This Little North album came out of nowhere. Someone just sent it to me, and then weeks later sent a follow-up as to what I thought. I couldn’t find this album anywhere in the review pile; they sent another. It sat unopened for nearly a week, just so much going on around here lately, and when I finally got around to listening to it I was quickly enthralled with the quiet and the space.
Little North sounded familiar. Not so much the individual components of this jazz piano trio, pianist Benjamin Jacobsen, bassist Martin Rasmussen and drummer Lasse Jacobsen, but in the overall tone.
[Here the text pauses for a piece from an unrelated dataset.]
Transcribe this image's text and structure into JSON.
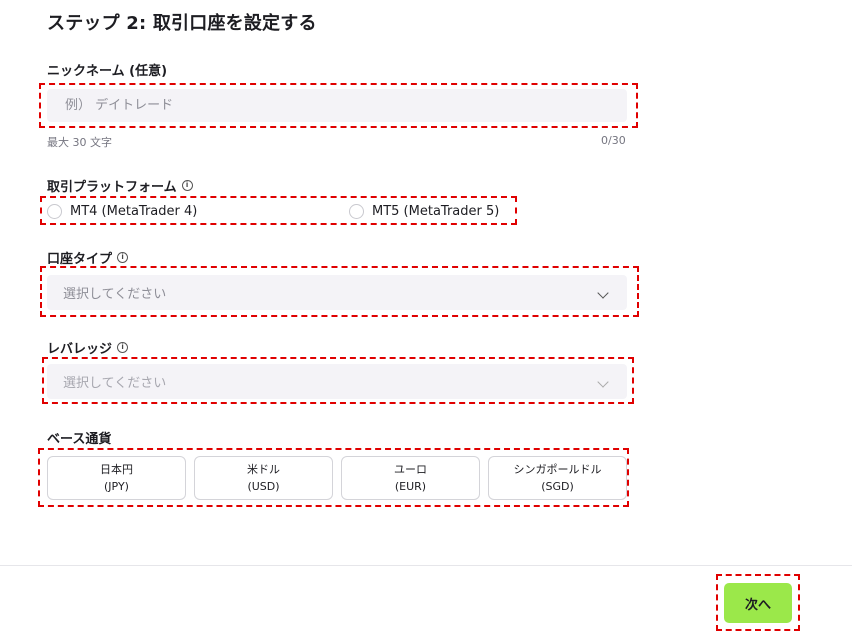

The quiet, the beauty that’s equally offset by a measure of emptiness…could this be Scandinavian?
Indeed, Little North is from Denmark, and before you accuse me of stereotyping Scandinavian music as bleak I’ll have you know that the liner notes of Finding Seagulls uses the word melancholic in the first sentence. (Later, gloomy and minimalist are employed, so it’s not just me.) But that’s why I’m drawn to this music, all those sublime 2L Recordings releases from Norway, Lars Jakob Rudjord and Ingvild Koksvik, and possibly an emerging fascination with Grieg and Sibelius. I love this sound, this mixture of emotions and sometimes the deliberate absence of any emotion at all.
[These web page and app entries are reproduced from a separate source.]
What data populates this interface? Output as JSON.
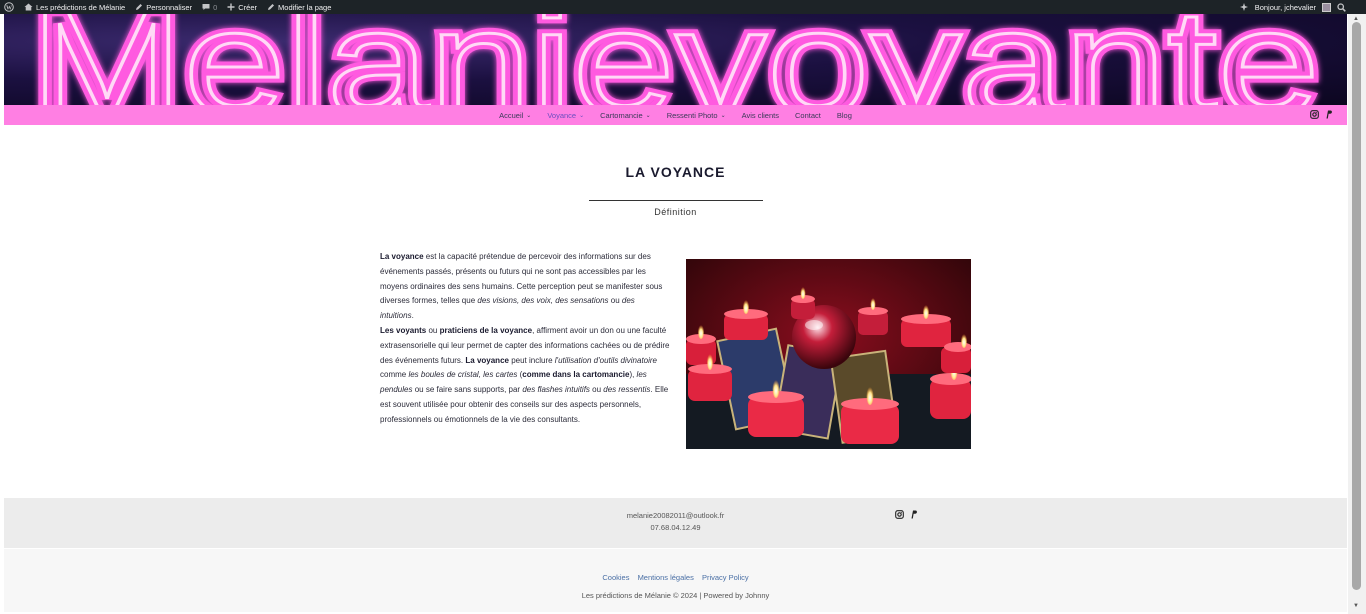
{
  "adminbar": {
    "site_name": "Les prédictions de Mélanie",
    "customize": "Personnaliser",
    "comments_count": "0",
    "create": "Créer",
    "edit_page": "Modifier la page",
    "greeting": "Bonjour, jchevalier"
  },
  "banner": {
    "logo_text": "Melanievoyante"
  },
  "nav": {
    "items": [
      {
        "label": "Accueil"
      },
      {
        "label": "Voyance"
      },
      {
        "label": "Cartomancie"
      },
      {
        "label": "Ressenti Photo"
      },
      {
        "label": "Avis clients"
      },
      {
        "label": "Contact"
      },
      {
        "label": "Blog"
      }
    ]
  },
  "main": {
    "title": "LA VOYANCE",
    "subtitle": "Définition",
    "p1_b1": "La voyance",
    "p1_t1": " est la capacité prétendue de percevoir des informations sur des événements passés, présents ou futurs qui ne sont pas accessibles par les moyens ordinaires des sens humains. Cette perception peut se manifester sous diverses formes, telles que ",
    "p1_i1": "des visions, des voix, des sensations",
    "p1_t2": " ou ",
    "p1_i2": "des intuitions",
    "p1_t3": ".",
    "p2_b1": "Les voyants",
    "p2_t1": " ou ",
    "p2_b2": "praticiens de la voyance",
    "p2_t2": ", affirment avoir un don ou une faculté extrasensorielle qui leur permet de capter des informations cachées ou de prédire des événements futurs. ",
    "p2_b3": "La voyance",
    "p2_t3": " peut inclure ",
    "p2_i1": "l'utilisation d'outils divinatoire",
    "p2_t4": " comme ",
    "p2_i2": "les boules de cristal, les cartes",
    "p2_t5": " (",
    "p2_b4": "comme dans la cartomancie",
    "p2_t6": "), ",
    "p2_i3": "les pendules",
    "p2_t7": " ou se faire sans supports, par ",
    "p2_i4": "des flashes intuitifs",
    "p2_t8": " ou ",
    "p2_i5": "des ressentis",
    "p2_t9": ". Elle est souvent utilisée pour obtenir des conseils sur des aspects personnels, professionnels ou émotionnels de la vie des consultants."
  },
  "footer": {
    "email": "melanie20082011@outlook.fr",
    "phone": "07.68.04.12.49",
    "links": [
      "Cookies",
      "Mentions légales",
      "Privacy Policy"
    ],
    "copyright": "Les prédictions de Mélanie © 2024 | Powered by Johnny"
  },
  "colors": {
    "nav_bg": "#ff7fe3",
    "adminbar_bg": "#1d2327",
    "neon": "#ff5ae0"
  },
  "icons": [
    "wordpress-icon",
    "home-icon",
    "pencil-icon",
    "comment-icon",
    "plus-icon",
    "ai-sparkle-icon",
    "search-icon",
    "instagram-icon",
    "paypal-icon"
  ]
}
Plus, this pressing is absolutely superb. The depth of the decay bouncing through those cavernous expanses between musicians is astonishing. The original compositions use appealing and accessible melodies to present you with fascinating and complex ideas, and you feel like you’re having your cake and eating it, too. It’s a gorgeous, intriguing album, and now I need to investigate Little North further.